clock menu more-arrow no yes

Filed under:

Yankees Potential Free Agent Target: Andrelton Simmons

New, 15 comments

Keeping DJ LeMahieu is the Yankees’ number one priority, but it is no guarantee. As a backup plan, they could bring in one of the all-time defensive wizards at shortstop.

San Diego Padres v Los Angeles Angels Photo by Jayne Kamin-Oncea/Getty Images

The Yankees’ primary piece of business this offseason is trying to keep DJ LeMahieu in pinstripes. He has been their best player the last two seasons, and it’s reported that they are putting all other talks on hold until the LeMahieu situation is resolved one way or another. Should those negotiations not bear fruit, the Yankees will have to quickly pivot to the rather pedestrian market of remaining middle infielders. One name that could spark their interest: Andrelton Simmons.

Any discussion about Simmons’ appeal to the Yankees begins and ends with his defense. He ranks among the greatest defenders, not just of his generation or at his position, but all-time. He is the leader among active players in defensive bWAR (26.6) and 14th in MLB history. He is second all-time in Defensive Runs Saved (191), trailing Adrián Beltré by 11 DRS despite playing about 10,000 fewer innings. He is also second all-time in UZR/150 (17.0) behind Andruw Jones. And in the Statcast Era, he trails only Nick Ahmed in career Outs Above Average (43) among all infielders.

Given the perennial question marks about Gleyber Torres’ ability to play shortstop, Simmons seems like the ideal candidate to take over at short should the Yankees miss out on DJ LeMahieu. This would slide Torres back to second base, taking some pressure off his shoulders and some strain off the overall infield defense. Indeed, this is an avenue Brian Cashman could explore, given his belief that Torres is more suited for second than short.

Signing Simmons instead of LeMahieu brings the implicit understanding that you are downgrading the offensive capacity of the middle infield. LeMahieu has been a top-ten hitter in MLB since arriving in the Bronx, while Simmons has consistently graded out as slightly below average with the stick. He is a career 95 OPS+ and 91 wRC+ hitter, and the last time he slugged more than 15 home runs in a season was as a 23-year-old with the Braves in 2013.

FanGraphs

As you can see, you would not be buying Simmons for his bat. He doesn’t hit the ball particularly hard, and rarely barrels it up. He generally has ranked in the bottom fifth of the league in both average exit velocity and barrel rate, so don’t expect him to have a LeMahieu-like explosion upon arriving in New York.

That’s not to say Simmons offers zero value at the plate. In the same time span as above, he has been one of the most disciplined hitters in the league. From 2015 to 2019, his strikeout rate alternated between the 99th and 100th percentiles in the league before experiencing a slight fall-off to the 95th percentile in 2020. His whiff rate has never dipped below the 93rd percentile in that time frame.

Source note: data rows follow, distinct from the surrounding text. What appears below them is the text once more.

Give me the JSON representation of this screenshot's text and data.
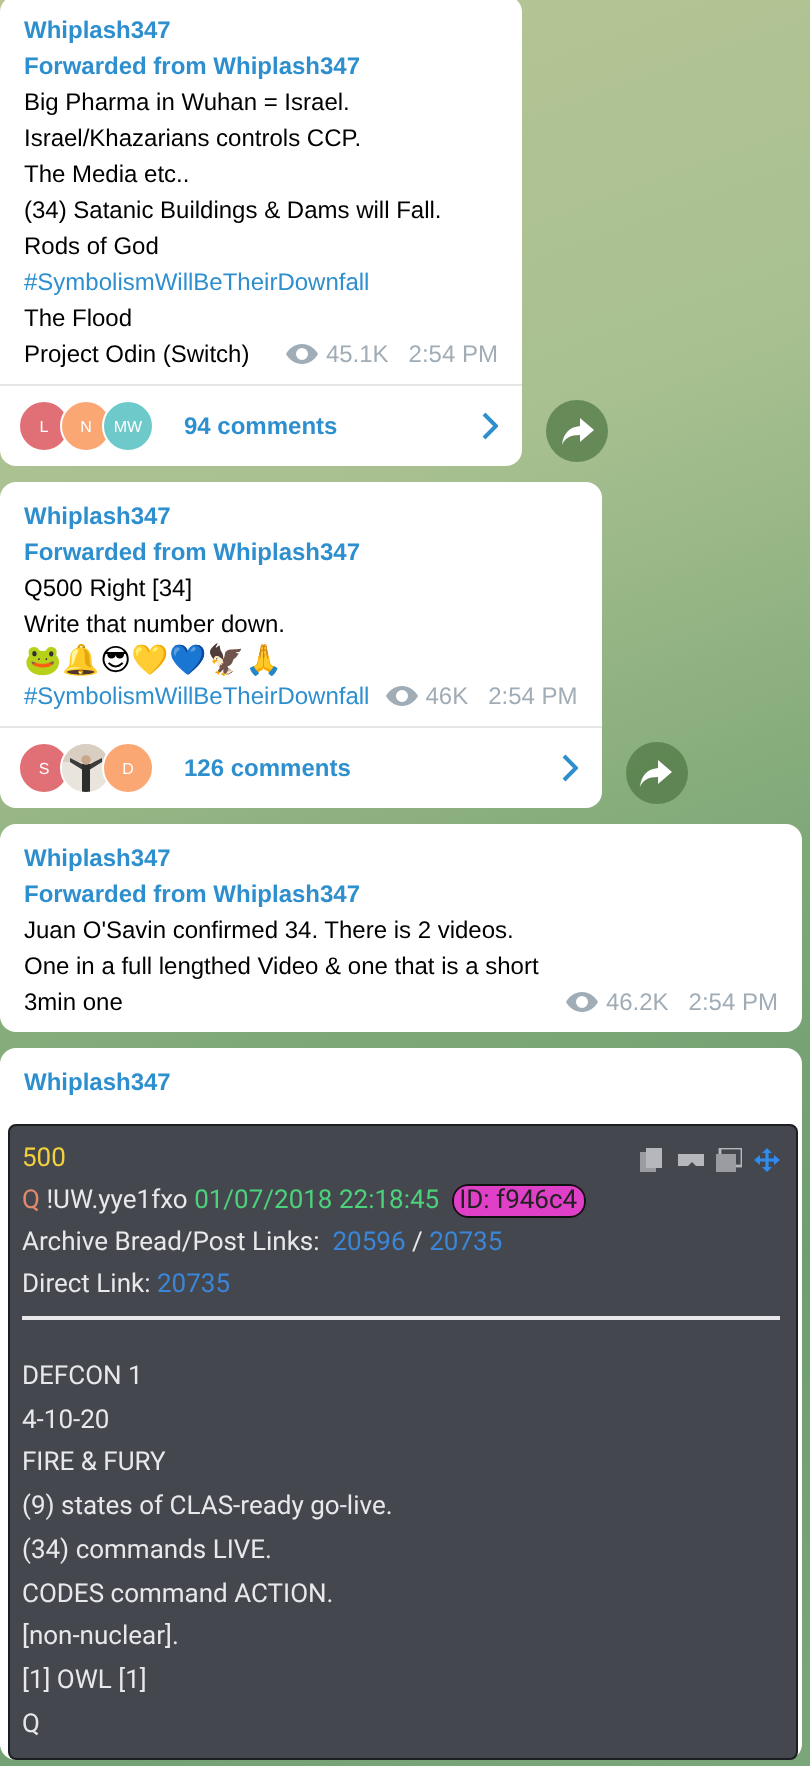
{
  "messages": [
    {
      "author": "Whiplash347",
      "forwarded": "Forwarded from Whiplash347",
      "lines": [
        {
          "kind": "text",
          "text": "Big Pharma in Wuhan = Israel."
        },
        {
          "kind": "text",
          "text": "Israel/Khazarians controls CCP."
        },
        {
          "kind": "text",
          "text": "The Media etc.."
        },
        {
          "kind": "text",
          "text": "(34) Satanic Buildings & Dams will Fall."
        },
        {
          "kind": "text",
          "text": "Rods of God"
        },
        {
          "kind": "hashtag",
          "text": "#SymbolismWillBeTheirDownfall"
        },
        {
          "kind": "text",
          "text": "The Flood"
        },
        {
          "kind": "text",
          "text": "Project Odin (Switch)"
        }
      ],
      "views": "45.1K",
      "time": "2:54 PM",
      "comments": {
        "label": "94 comments",
        "avatars": [
          {
            "kind": "letter",
            "text": "L",
            "color": "#e17076"
          },
          {
            "kind": "letter",
            "text": "N",
            "color": "#faa774"
          },
          {
            "kind": "letter",
            "text": "MW",
            "color": "#6ec9cb"
          }
        ]
      }
    },
    {
      "author": "Whiplash347",
      "forwarded": "Forwarded from Whiplash347",
      "lines": [
        {
          "kind": "text",
          "text": "Q500 Right [34]"
        },
        {
          "kind": "text",
          "text": "Write that number down."
        },
        {
          "kind": "emoji",
          "text": "🐸🔔😎💛💙🦅🙏"
        },
        {
          "kind": "hashtag",
          "text": "#SymbolismWillBeTheirDownfall"
        }
      ],
      "views": "46K",
      "time": "2:54 PM",
      "comments": {
        "label": "126 comments",
        "avatars": [
          {
            "kind": "letter",
            "text": "S",
            "color": "#e17076"
          },
          {
            "kind": "picture"
          },
          {
            "kind": "letter",
            "text": "D",
            "color": "#faa774"
          }
        ]
      }
    },
    {
      "author": "Whiplash347",
      "forwarded": "Forwarded from Whiplash347",
      "lines": [
        {
          "kind": "text",
          "text": "Juan O'Savin confirmed 34. There is 2 videos. One in a full lengthed Video & one that is a short 3min one"
        }
      ],
      "views": "46.2K",
      "time": "2:54 PM"
    },
    {
      "author": "Whiplash347",
      "post": {
        "number": "500",
        "q": "Q",
        "trip": "!UW.yye1fxo",
        "datetime": "01/07/2018 22:18:45",
        "id": "ID: f946c4",
        "archive_label": "Archive Bread/Post Links:",
        "archive_links": [
          "20596",
          "20735"
        ],
        "archive_sep": "/",
        "direct_label": "Direct Link:",
        "direct_link": "20735",
        "lines": [
          "DEFCON 1",
          "4-10-20",
          "FIRE & FURY",
          "(9) states of CLAS-ready go-live.",
          "(34) commands LIVE.",
          "CODES command ACTION.",
          "[non-nuclear].",
          "[1] OWL [1]",
          "Q"
        ]
      }
    }
  ]
}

Simmons does come with two significant red flags attached. The first concerns injury. In 2017-2018, it looked like Simmons was truly hitting his stride as an all-around player. He amassed two straight five-plus fWAR campaigns aided by full seasons of OPS+ and wRC+ above 100 for the first time in his career, along with his ever-stellar defense. But then he suffered a serious ankle injury in 2019.

Simmons was out for two different stints that year because of the injury, and missed about a month in 2020 after aggravating the same ankle. The second red flag is regarding his much-lauded glove, and could very well stem from the recent injury issues. Simmons posted a negative DRS and OAA for the first time in his career in 2020. He saw his range decline at short, perhaps suggesting he has lost a step in the field.

FanGraphs and MLB Trade Rumors vary drastically in their predictions for the type of contract Simmons could sign. The former has him pegged at three years for $42 million while the latter sees him signing a one year pact for $12 million. The Yankees would in all likelihood pursue the one-year option, with Simmons acting as the bridge to the absurd class of 2022 shortstops.

The confluence of revenue losses in 2020, a potential goal of avoiding the CBT threshold, and Gleyber Torres’ defensive struggles at short could spell the end of DJ LeMahieu’s tenure with the Yankees. And although the majority of Andrelton Simmons’ allure is tied up in a seemingly declining glove, chances are with a healthy season, the defensive numbers will normalize toward the exemplary levels we are accustomed to. With that being the case, the Yankees could do a lot worse when addressing their middle infield should LeMahieu have played his final game in pinstripes.